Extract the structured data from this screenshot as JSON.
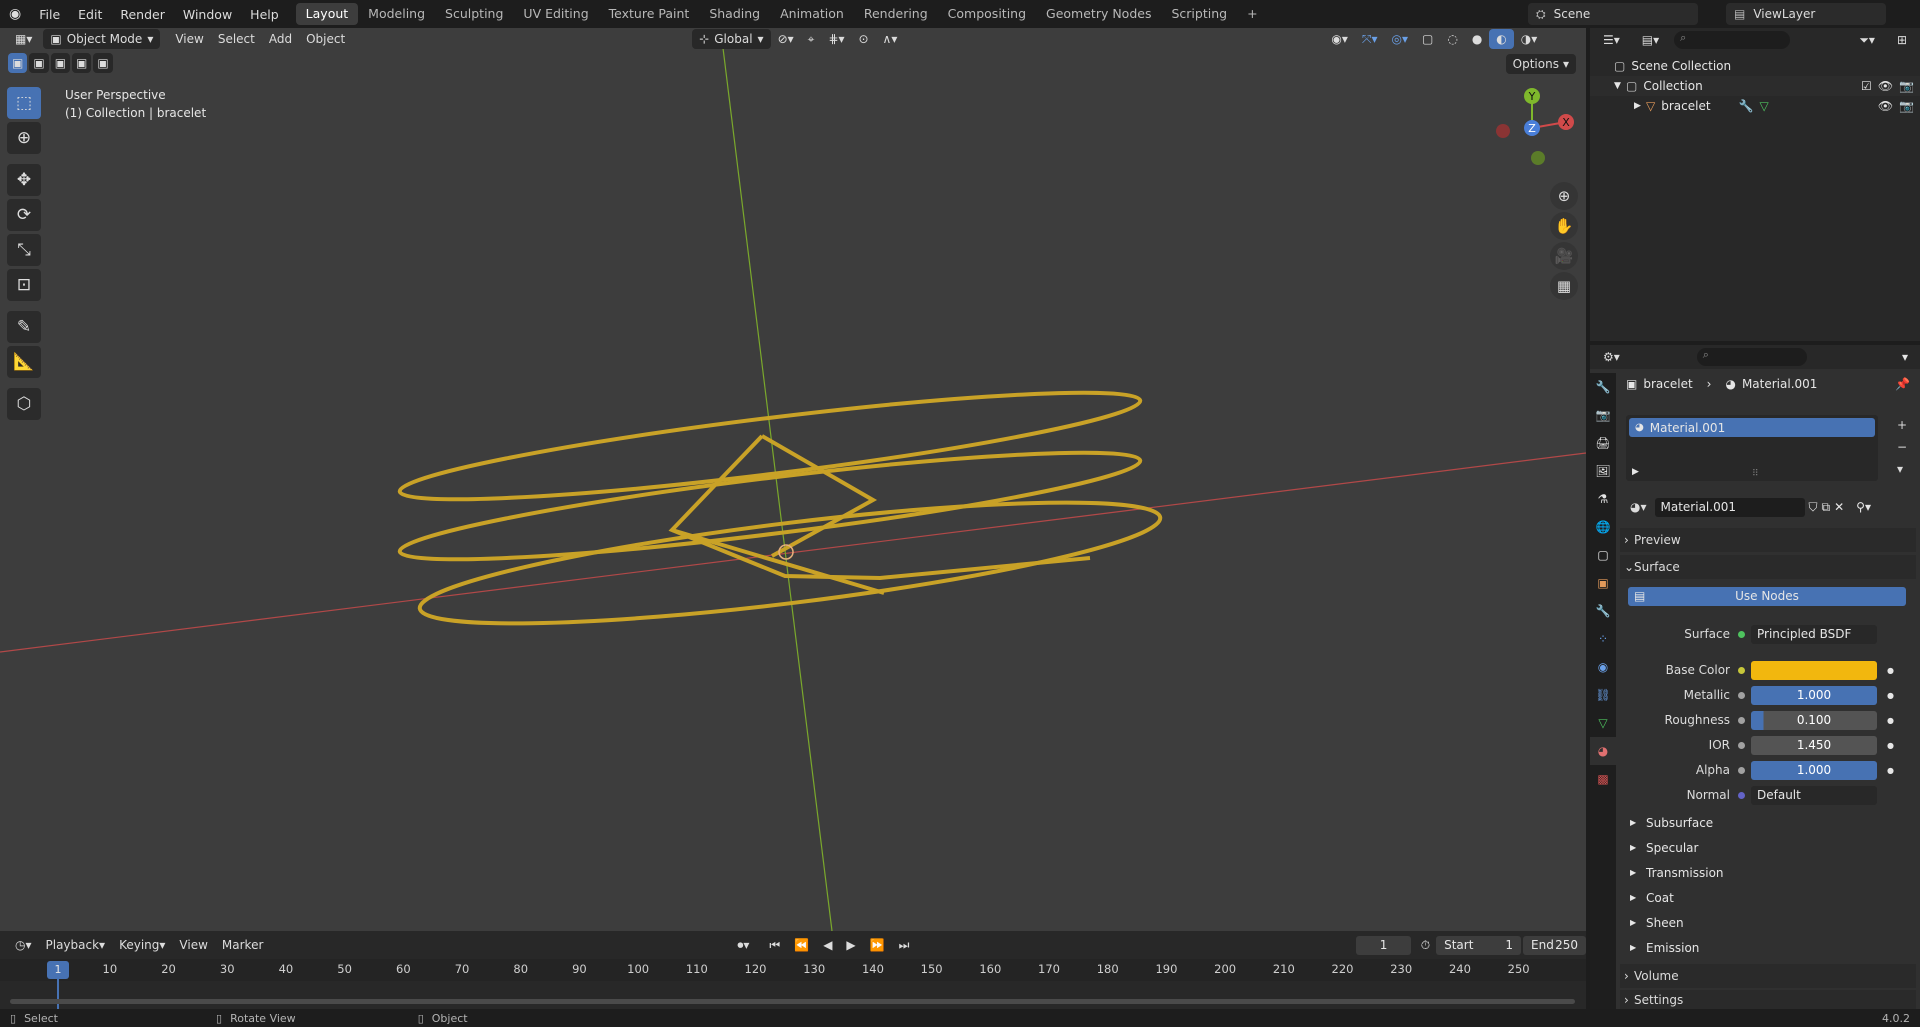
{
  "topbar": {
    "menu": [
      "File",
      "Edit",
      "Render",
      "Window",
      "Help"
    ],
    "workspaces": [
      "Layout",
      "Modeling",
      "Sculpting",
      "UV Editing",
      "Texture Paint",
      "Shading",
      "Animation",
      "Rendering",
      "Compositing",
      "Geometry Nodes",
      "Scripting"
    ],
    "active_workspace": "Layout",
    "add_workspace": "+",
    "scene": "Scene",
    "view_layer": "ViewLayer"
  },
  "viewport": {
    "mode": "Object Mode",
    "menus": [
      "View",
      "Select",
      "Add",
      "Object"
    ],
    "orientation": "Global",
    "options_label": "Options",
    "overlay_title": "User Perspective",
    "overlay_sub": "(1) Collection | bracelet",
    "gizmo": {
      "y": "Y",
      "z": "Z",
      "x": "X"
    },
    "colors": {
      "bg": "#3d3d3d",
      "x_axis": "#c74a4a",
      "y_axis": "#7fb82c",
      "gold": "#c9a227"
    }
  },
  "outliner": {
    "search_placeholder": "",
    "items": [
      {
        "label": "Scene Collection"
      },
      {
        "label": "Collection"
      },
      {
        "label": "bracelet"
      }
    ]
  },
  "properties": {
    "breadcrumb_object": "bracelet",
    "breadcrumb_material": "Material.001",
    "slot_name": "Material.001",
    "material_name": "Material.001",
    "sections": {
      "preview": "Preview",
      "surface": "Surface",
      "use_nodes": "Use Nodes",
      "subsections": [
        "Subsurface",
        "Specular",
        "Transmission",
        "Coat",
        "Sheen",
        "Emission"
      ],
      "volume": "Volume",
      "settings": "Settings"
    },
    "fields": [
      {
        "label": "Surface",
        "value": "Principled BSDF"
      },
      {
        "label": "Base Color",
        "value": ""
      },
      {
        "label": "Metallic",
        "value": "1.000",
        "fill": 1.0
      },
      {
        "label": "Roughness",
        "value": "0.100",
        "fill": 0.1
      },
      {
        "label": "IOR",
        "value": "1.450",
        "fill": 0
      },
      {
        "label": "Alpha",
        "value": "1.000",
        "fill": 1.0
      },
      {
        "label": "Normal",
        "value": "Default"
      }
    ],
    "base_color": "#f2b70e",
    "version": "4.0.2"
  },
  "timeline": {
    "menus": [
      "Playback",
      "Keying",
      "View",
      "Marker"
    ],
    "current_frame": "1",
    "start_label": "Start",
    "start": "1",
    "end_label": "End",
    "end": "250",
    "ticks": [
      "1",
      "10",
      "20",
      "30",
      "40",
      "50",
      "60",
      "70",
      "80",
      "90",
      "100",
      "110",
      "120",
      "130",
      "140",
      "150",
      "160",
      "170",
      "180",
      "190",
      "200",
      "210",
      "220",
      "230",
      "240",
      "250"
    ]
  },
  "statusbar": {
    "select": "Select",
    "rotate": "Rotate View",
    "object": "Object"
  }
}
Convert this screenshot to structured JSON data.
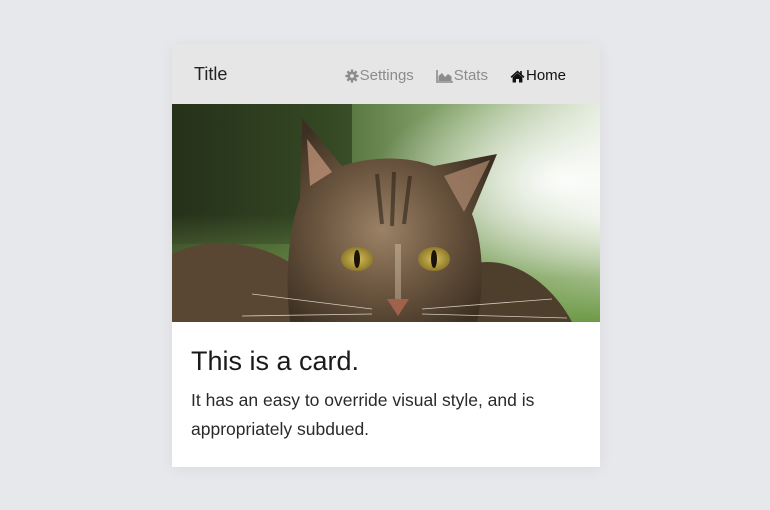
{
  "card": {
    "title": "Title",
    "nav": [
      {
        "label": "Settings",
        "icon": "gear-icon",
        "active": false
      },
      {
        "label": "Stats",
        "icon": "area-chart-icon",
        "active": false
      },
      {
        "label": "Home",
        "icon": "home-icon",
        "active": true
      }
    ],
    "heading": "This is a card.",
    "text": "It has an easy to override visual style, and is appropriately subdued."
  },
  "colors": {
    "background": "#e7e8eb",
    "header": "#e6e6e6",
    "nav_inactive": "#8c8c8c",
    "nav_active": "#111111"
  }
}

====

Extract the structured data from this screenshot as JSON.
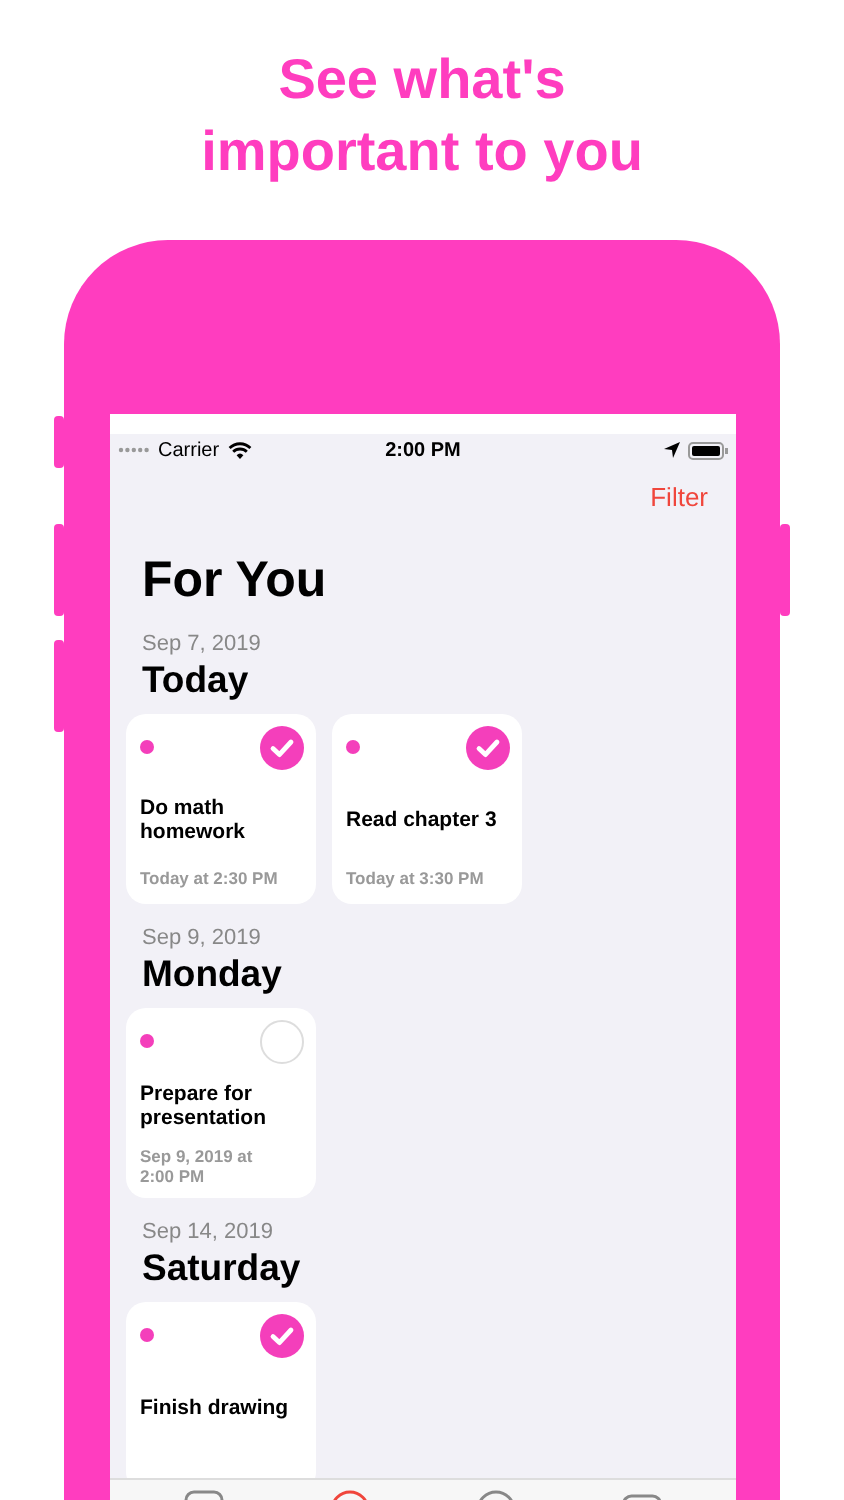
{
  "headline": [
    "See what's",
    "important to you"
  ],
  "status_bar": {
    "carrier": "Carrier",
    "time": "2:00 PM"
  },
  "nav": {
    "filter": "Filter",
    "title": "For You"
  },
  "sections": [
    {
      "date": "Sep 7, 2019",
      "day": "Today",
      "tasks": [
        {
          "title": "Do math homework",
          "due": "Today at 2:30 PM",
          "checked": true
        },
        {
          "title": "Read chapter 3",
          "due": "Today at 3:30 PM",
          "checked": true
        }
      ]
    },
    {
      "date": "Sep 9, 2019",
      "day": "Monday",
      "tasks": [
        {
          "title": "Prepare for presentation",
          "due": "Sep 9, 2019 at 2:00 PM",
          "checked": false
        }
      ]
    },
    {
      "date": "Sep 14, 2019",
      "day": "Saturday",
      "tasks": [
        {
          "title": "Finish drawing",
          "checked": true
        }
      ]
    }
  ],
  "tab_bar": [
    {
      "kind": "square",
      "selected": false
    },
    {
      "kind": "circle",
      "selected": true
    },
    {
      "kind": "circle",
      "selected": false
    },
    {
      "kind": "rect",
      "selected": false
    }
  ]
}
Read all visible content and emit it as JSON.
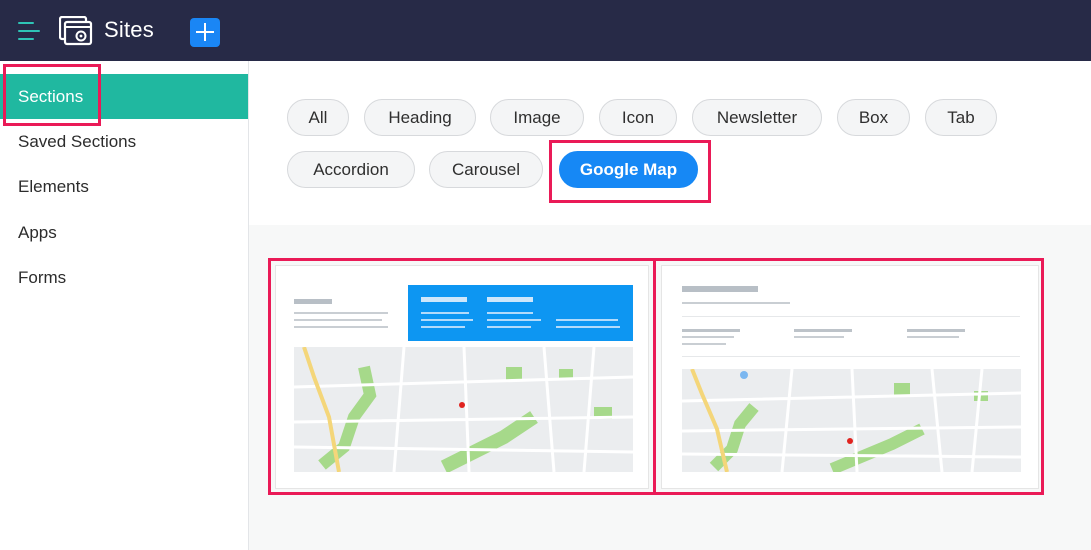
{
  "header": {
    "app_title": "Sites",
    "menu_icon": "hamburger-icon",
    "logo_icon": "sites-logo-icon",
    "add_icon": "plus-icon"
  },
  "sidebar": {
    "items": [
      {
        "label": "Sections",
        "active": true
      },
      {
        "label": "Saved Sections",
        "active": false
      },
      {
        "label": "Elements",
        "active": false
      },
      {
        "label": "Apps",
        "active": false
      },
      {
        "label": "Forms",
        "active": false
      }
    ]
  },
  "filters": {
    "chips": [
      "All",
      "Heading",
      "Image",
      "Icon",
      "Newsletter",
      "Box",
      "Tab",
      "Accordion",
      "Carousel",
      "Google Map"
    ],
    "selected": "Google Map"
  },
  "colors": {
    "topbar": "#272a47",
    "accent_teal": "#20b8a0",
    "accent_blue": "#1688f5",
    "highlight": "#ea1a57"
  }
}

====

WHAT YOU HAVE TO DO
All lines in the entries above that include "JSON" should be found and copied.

SOLUTION TO THE EXERCISE
Extract the structured data from this screenshot as JSON.
Convert this screenshot to structured JSON data.
Extract the structured data from this screenshot as JSON.
Read all visible content and emit it as JSON.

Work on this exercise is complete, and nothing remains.